Scan the entries for the word "Consulting" and return every line that has it.
*** Given records ***
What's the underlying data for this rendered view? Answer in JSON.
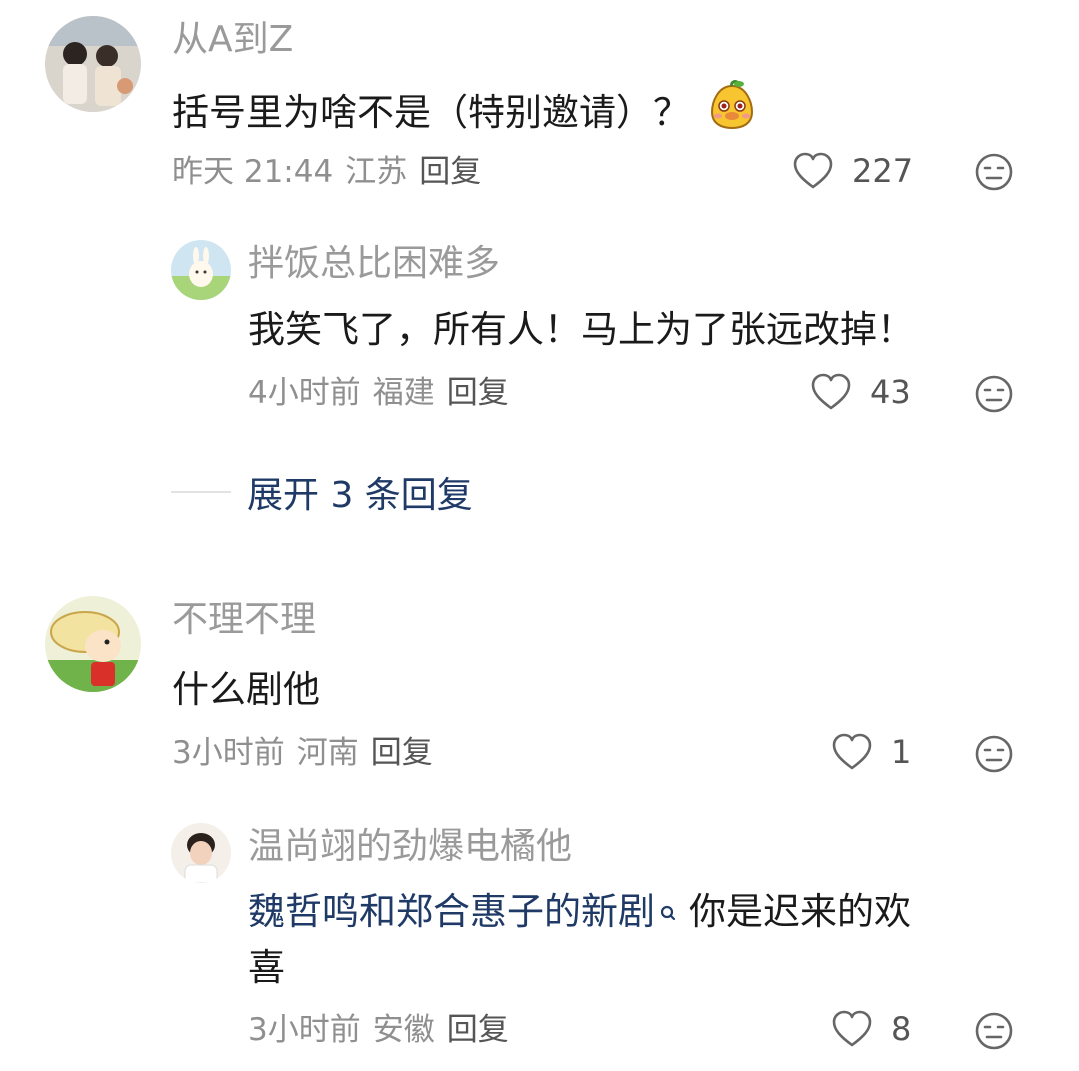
{
  "comments": [
    {
      "author": "从A到Z",
      "text": "括号里为啥不是（特别邀请）？",
      "time": "昨天 21:44",
      "location": "江苏",
      "reply_label": "回复",
      "likes": "227",
      "replies": [
        {
          "author": "拌饭总比困难多",
          "text": "我笑飞了，所有人！马上为了张远改掉！",
          "time": "4小时前",
          "location": "福建",
          "reply_label": "回复",
          "likes": "43"
        }
      ],
      "expand_label": "展开 3 条回复"
    },
    {
      "author": "不理不理",
      "text": "什么剧他",
      "time": "3小时前",
      "location": "河南",
      "reply_label": "回复",
      "likes": "1",
      "replies": [
        {
          "author": "温尚翊的劲爆电橘他",
          "text_link": "魏哲鸣和郑合惠子的新剧",
          "text_rest_line1": "你是迟来的欢",
          "text_rest_line2": "喜",
          "time": "3小时前",
          "location": "安徽",
          "reply_label": "回复",
          "likes": "8"
        }
      ]
    }
  ],
  "icons": {
    "like": "heart-outline-icon",
    "dislike": "meh-face-icon",
    "emoji": "mango-emoji-icon",
    "search_link": "search-icon"
  },
  "colors": {
    "link": "#1f3a66",
    "name": "#9a9a9a",
    "meta": "#8f8f8f"
  }
}
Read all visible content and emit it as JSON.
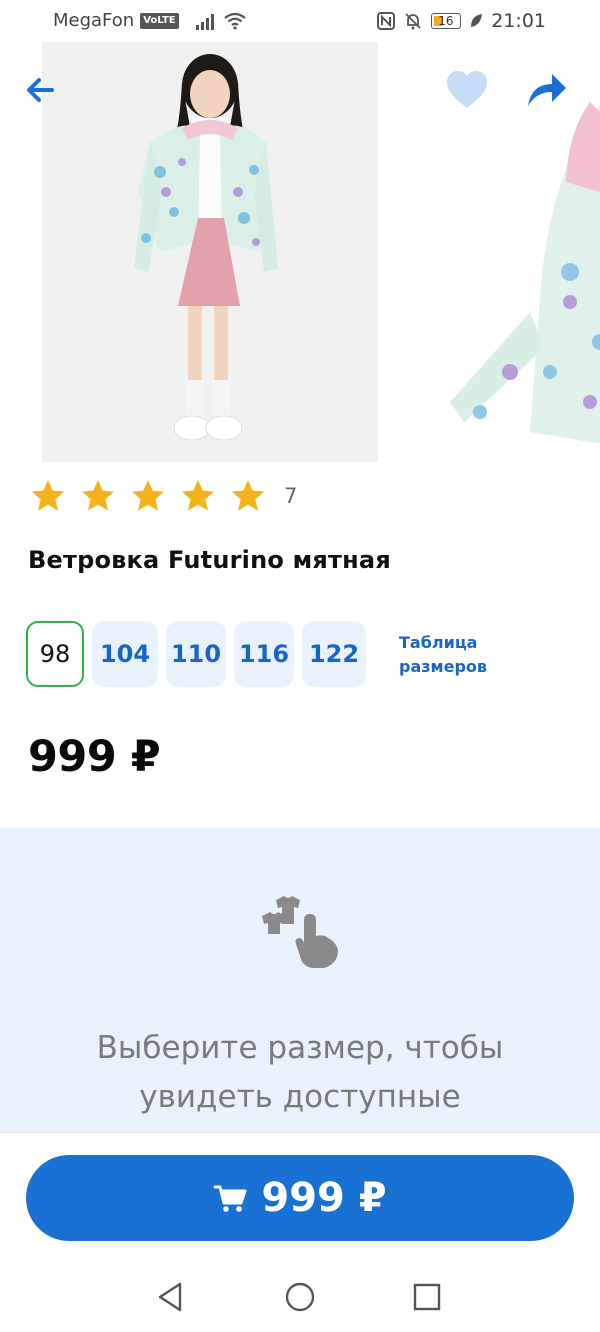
{
  "status_bar": {
    "carrier": "MegaFon",
    "volte": "VoLTE",
    "battery": "16",
    "time": "21:01"
  },
  "nav": {
    "back_icon": "arrow-left-icon",
    "favorite_icon": "heart-icon",
    "share_icon": "share-icon"
  },
  "product": {
    "rating_stars": 5,
    "rating_count": "7",
    "title": "Ветровка Futurino мятная",
    "sizes": [
      {
        "label": "98",
        "selected": true
      },
      {
        "label": "104",
        "selected": false
      },
      {
        "label": "110",
        "selected": false
      },
      {
        "label": "116",
        "selected": false
      },
      {
        "label": "122",
        "selected": false
      }
    ],
    "size_table_line1": "Таблица",
    "size_table_line2": "размеров",
    "price": "999 ₽"
  },
  "hint": {
    "icon": "select-size-hand-icon",
    "line1": "Выберите размер, чтобы",
    "line2": "увидеть доступные"
  },
  "buy_button": {
    "icon": "cart-icon",
    "label": "999 ₽"
  },
  "colors": {
    "accent_blue": "#1971d4",
    "link_blue": "#1766c4",
    "selected_border": "#2eb34a",
    "star": "#f5b21b",
    "panel_bg": "#e9f2fc"
  }
}
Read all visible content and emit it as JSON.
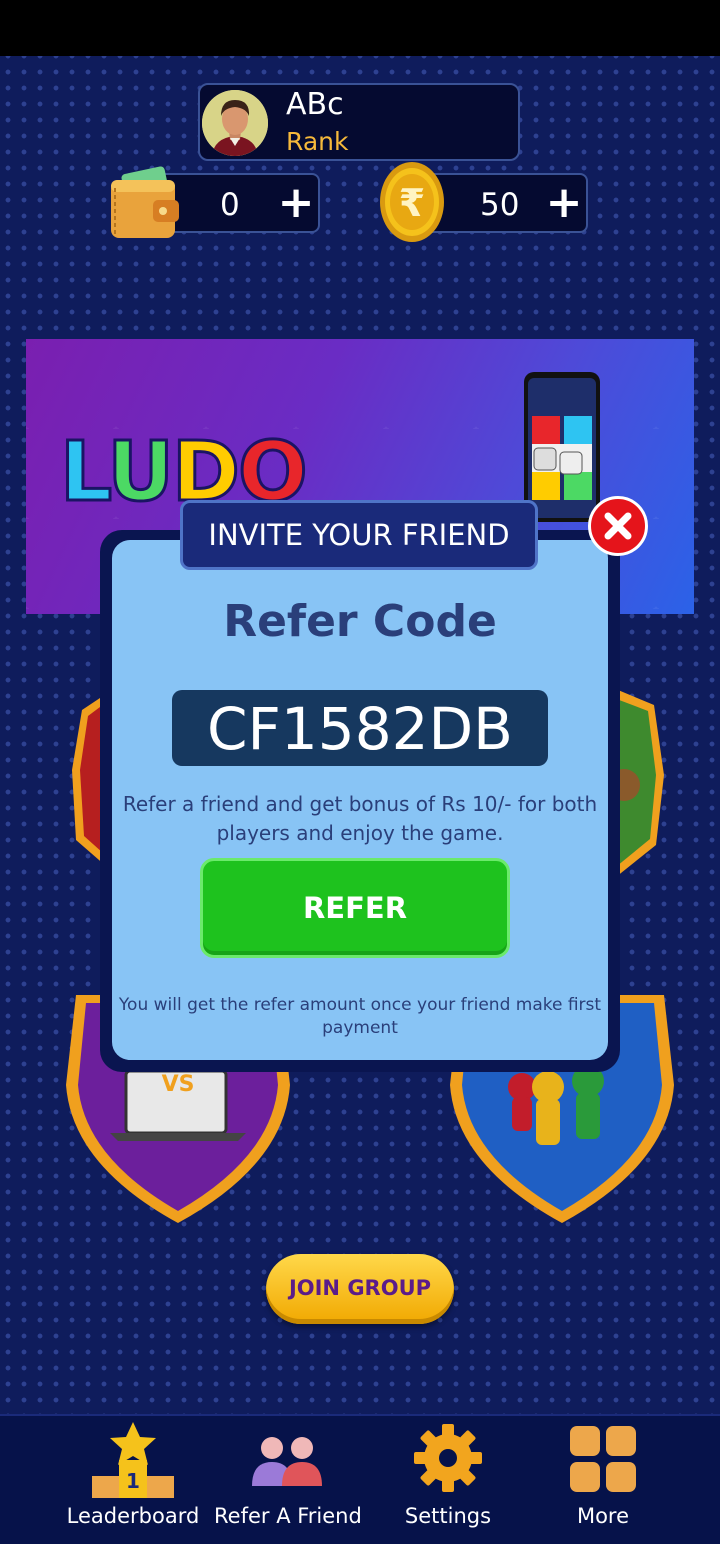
{
  "profile": {
    "name": "ABc",
    "rank": "Rank"
  },
  "wallet": {
    "value": "0",
    "add": "+"
  },
  "coins": {
    "value": "50",
    "add": "+"
  },
  "banner": {
    "logo": [
      "L",
      "U",
      "D",
      "O"
    ]
  },
  "modal": {
    "header": "INVITE YOUR FRIEND",
    "title": "Refer Code",
    "code": "CF1582DB",
    "description": "Refer a friend and get bonus of Rs 10/- for both players and enjoy the game.",
    "button": "REFER",
    "note": "You will get the refer amount once your friend make first payment"
  },
  "join_group": "JOIN GROUP",
  "nav": [
    {
      "label": "Leaderboard",
      "icon": "leaderboard-icon"
    },
    {
      "label": "Refer A Friend",
      "icon": "refer-friend-icon"
    },
    {
      "label": "Settings",
      "icon": "gear-icon"
    },
    {
      "label": "More",
      "icon": "more-grid-icon"
    }
  ],
  "colors": {
    "background": "#0f1c5c",
    "modal": "#88c4f5",
    "refer_button": "#1ec21e",
    "close": "#e5141b",
    "rank": "#f6b93b"
  }
}
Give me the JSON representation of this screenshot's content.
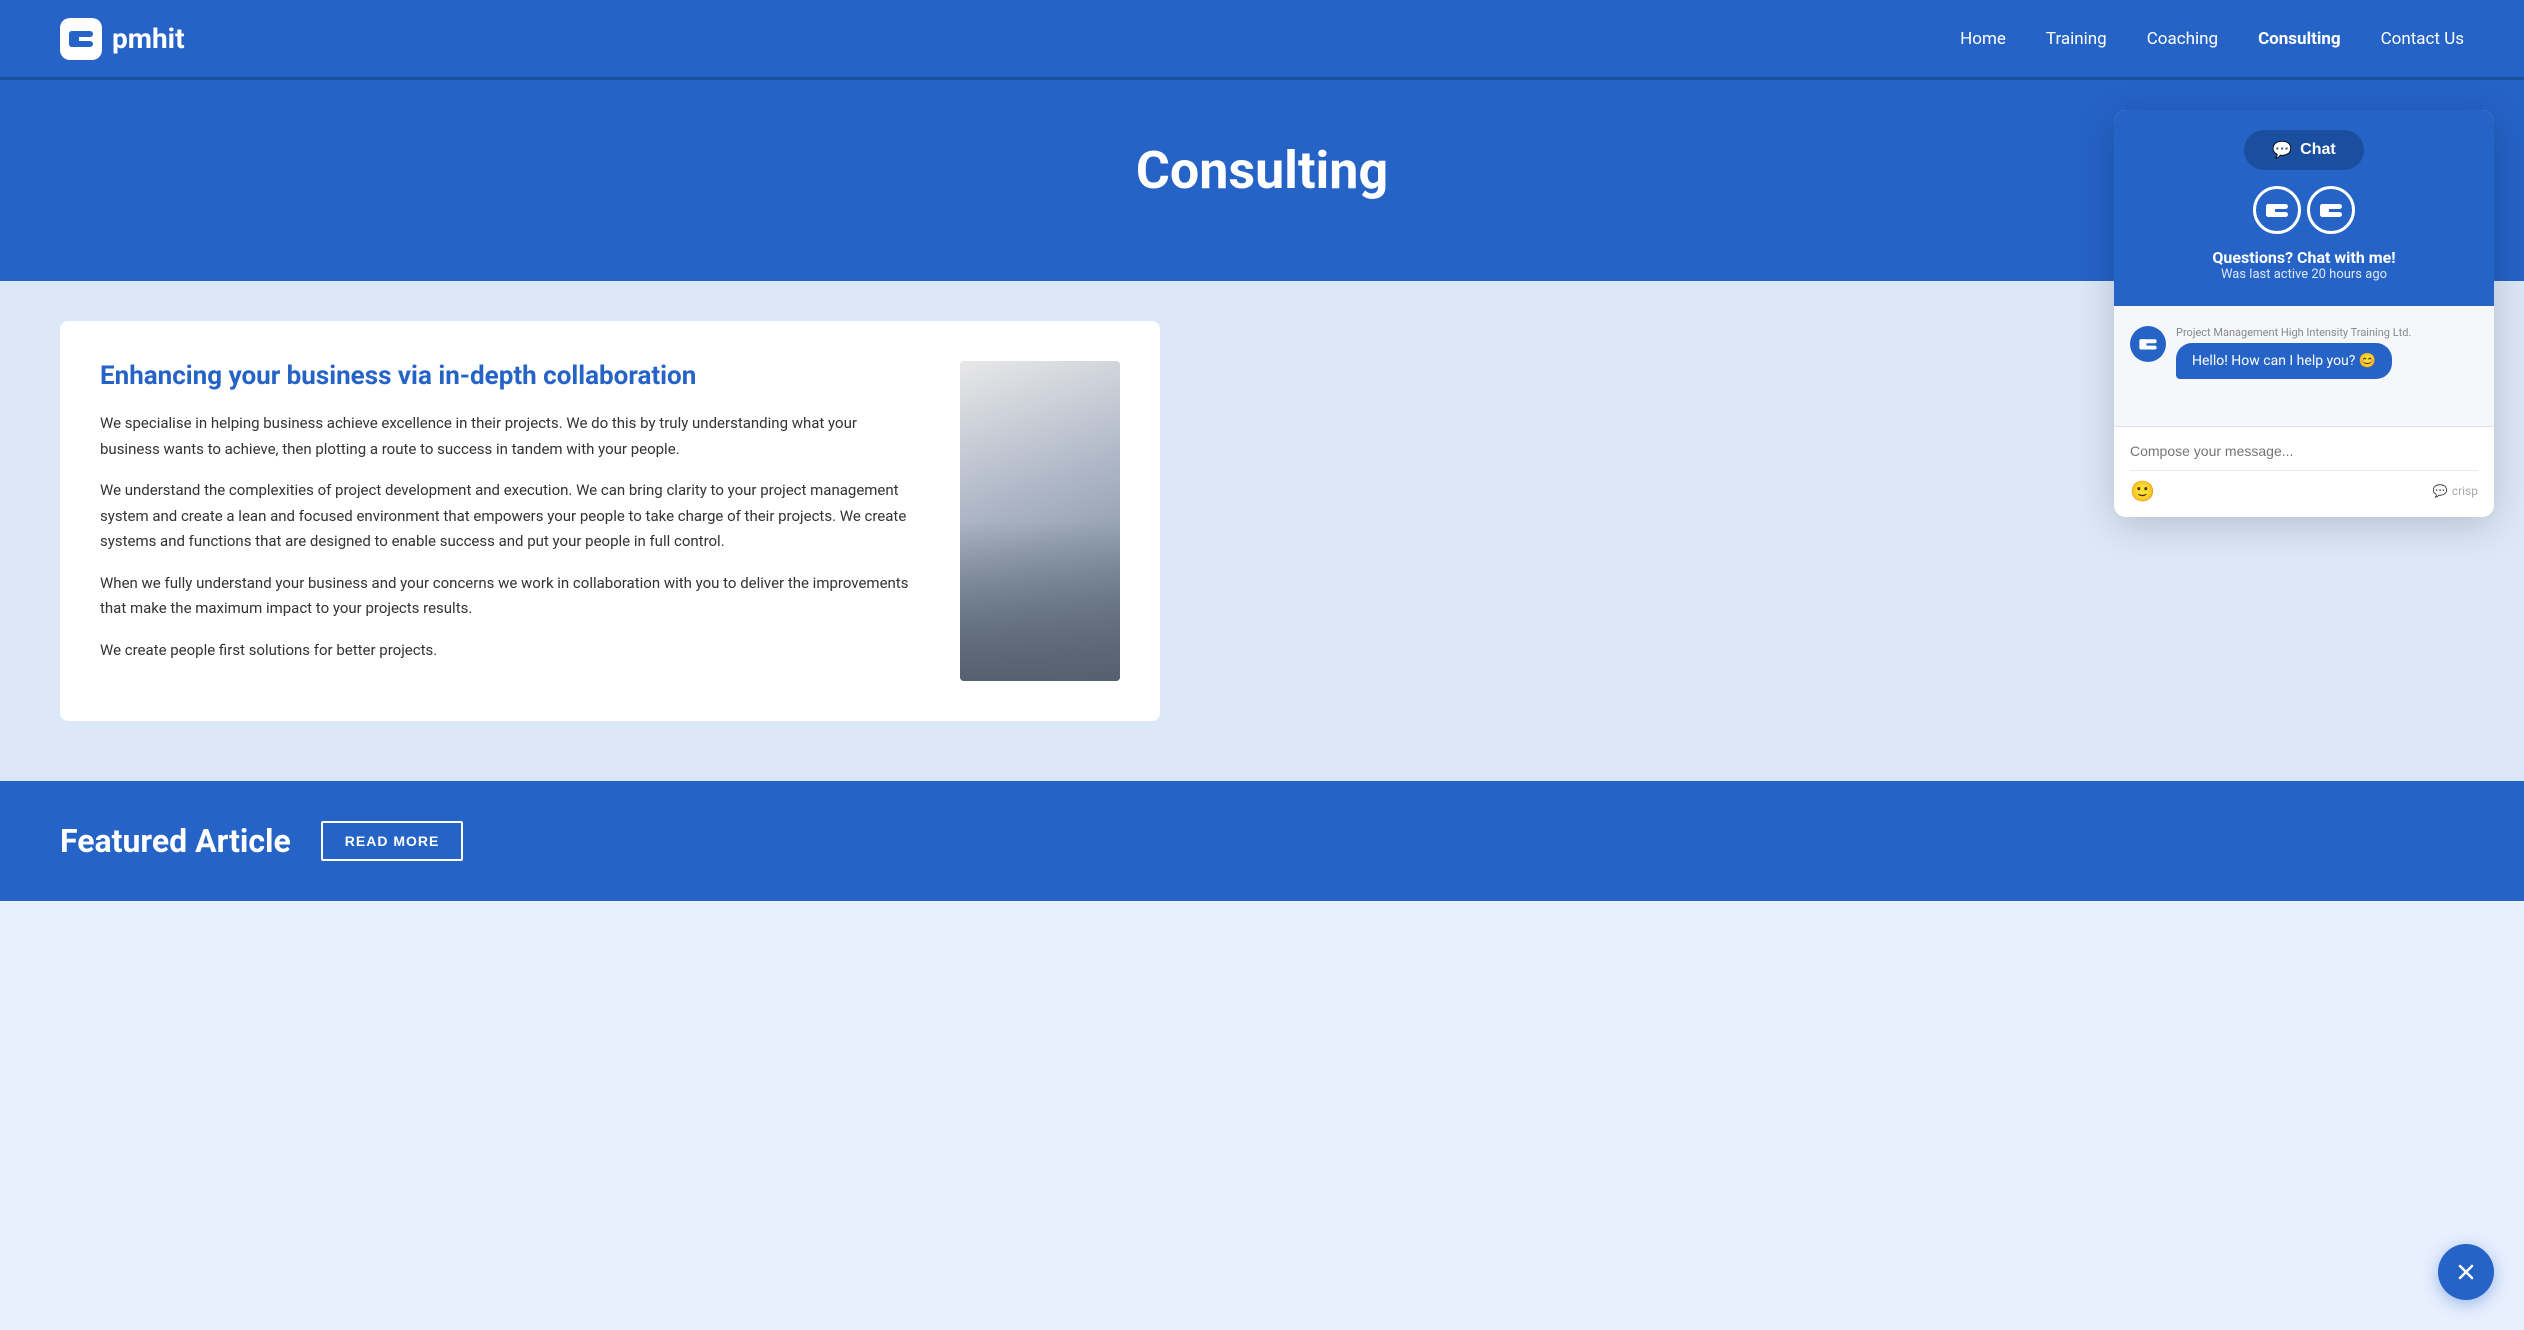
{
  "header": {
    "logo_text": "pmhit",
    "nav": [
      {
        "label": "Home",
        "active": false
      },
      {
        "label": "Training",
        "active": false
      },
      {
        "label": "Coaching",
        "active": false
      },
      {
        "label": "Consulting",
        "active": true
      },
      {
        "label": "Contact Us",
        "active": false
      }
    ]
  },
  "page_title": "Consulting",
  "content_card": {
    "heading": "Enhancing your business via in-depth collaboration",
    "paragraphs": [
      "We specialise in helping business achieve excellence in their projects. We do this by truly understanding what your business wants to achieve, then plotting a route to success in tandem with your people.",
      "We understand the complexities of project development and execution. We can bring clarity to your project management system and create a lean and focused environment that empowers your people to take charge of their projects. We create systems and functions that are designed to enable success and put your people in full control.",
      "When we fully understand your business and your concerns we work in collaboration with you to deliver the improvements that make the maximum impact to your projects results.",
      "We create people first solutions for better projects."
    ]
  },
  "featured_section": {
    "title": "Featured Article",
    "button_label": "READ MORE"
  },
  "chat_widget": {
    "chat_button_label": "Chat",
    "agent_name": "Questions? Chat with me!",
    "agent_status": "Was last active 20 hours ago",
    "sender_name": "Project Management High Intensity Training Ltd.",
    "message": "Hello! How can I help you? 😊",
    "input_placeholder": "Compose your message...",
    "crisp_label": "crisp"
  }
}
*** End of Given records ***
Solved problem:
        "label": "Consulting",
  "page_title": "Consulting",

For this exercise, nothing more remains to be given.